David Chipperfield Architects has lost out to Los Angeles-based Johnston Marklee in the contest to design the first new building at Renzo Piano’s Menil Collection in Houston, Texas
The UK practice, which has already drawn up the masterplan for the redevelopment of the campus (AJ 28.01.2009), had been shortlisted alongside Japan’s SANAA and Mexico City-based Tatiana Bilbao in the competition for the prized Menil Drawing Institute (MDI) project.
Opened 25 years ago, the world-famous gallery is currently working up a long-term plan to expand the wooded campus. Proposed as a ‘single-storey, metal-roofed structure’, Johnston Marklee’s new MDI building will be the first major scheme on the site and will house exhibition, study, storage space for Menil’s collections of modern and contemporary drawings.
Collection director Josef Helfenstein said: ‘Johnston Marklee has proposed an approach that sensitively and ingeniously addresses the challenges of accommodating the vital yet inherently delicate medium of drawing,’
‘The firm understands on the deepest level the distinctive role that MDI will play as a focal point for the entire campus, giving us an approach that will serve this important collection and elevate the future experience of the Menil as a whole.’
The practice will now develop its ‘approach into a conceptual design’.
Josef Helfenstein outlines Johnston Marklee’s design
The [practice’s] approach is distinguished by its respect for the landscape and the residential scale of the Menil’s campus, and by its ingenuity in adapting these characteristics to serve the multiple purposes of MDI.
Johnston Marklee has proposed a single-storey, metal-roofed structure that would be built around a trio of courtyards.
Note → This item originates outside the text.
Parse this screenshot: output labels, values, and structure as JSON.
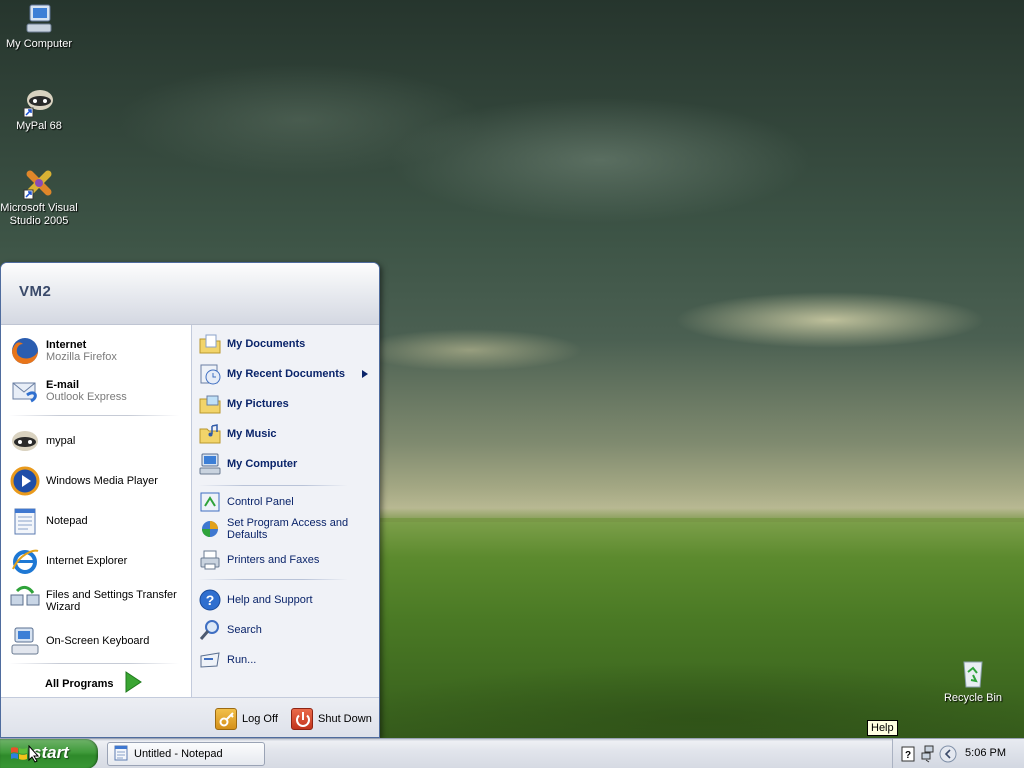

Two of the courtyards would serve as entrances, placed at either end of the building; the researchers’ and scholars’ area of MDI would wrap around the third. In the middle would be a ‘living room,’ an intimately scaled common space for staff, scholars, and the public.
MDI’s exhibition gallery, a highly flexible space filled with controlled, reflected natural light, would be entered from the living room. In this way, a visitor to MDI would pass from the outdoor space of the campus with its sunlight and shade to the semi-enclosed space of the courtyard, then to the enclosed but transparent space of the living room - with its views to other parts of the building and to the outdoors - and finally to the fully enclosed exhibition gallery.
This progression of spaces would also effect a series of gradations in light, gradually and gently bringing the visitor from the bright Texas sunlight to the low level of light needed for drawings.
Previous story (AJ 20.04.2012)
Chippo vies for first building in Menil revamp
British star David Chipperfield Architects has made a four-strong shortlist to design the first building in the redevelopment of the Menil Collection in Houston
The practice, which has already drawn up the masterplan for the campus (AJ 28.01.2009), will compete with firms from the US, Japan and Mexico to design the Menil Drawing Institute.
The Menil campus, which hosts a range of artwork, is currently centred on a building designed by Renzo Piano (1986).
It is to be redeveloped over several years to give it more green space, concentrations of art and amenities for the public.
The MDI will be the first freestanding facility in the US dedicated to modern and contemporary drawing.
The full shortlist for the project is:
- Tatiana Bilbao (Mexico City)
- David Chipperfield Architects (London)
- Johnston Marklee (Los Angeles);
- SANAA (Tokyo).
Menil Collection director Josef Helfenstein said: ‘By taking on the challenge of designing the MDI – the only facility of its kind – the architect will create a home for our largest, fastest-growing but most delicate collection of artworks, while also providing an important new focal point for the entire campus.”
The competition winner is expected to be announced in early June.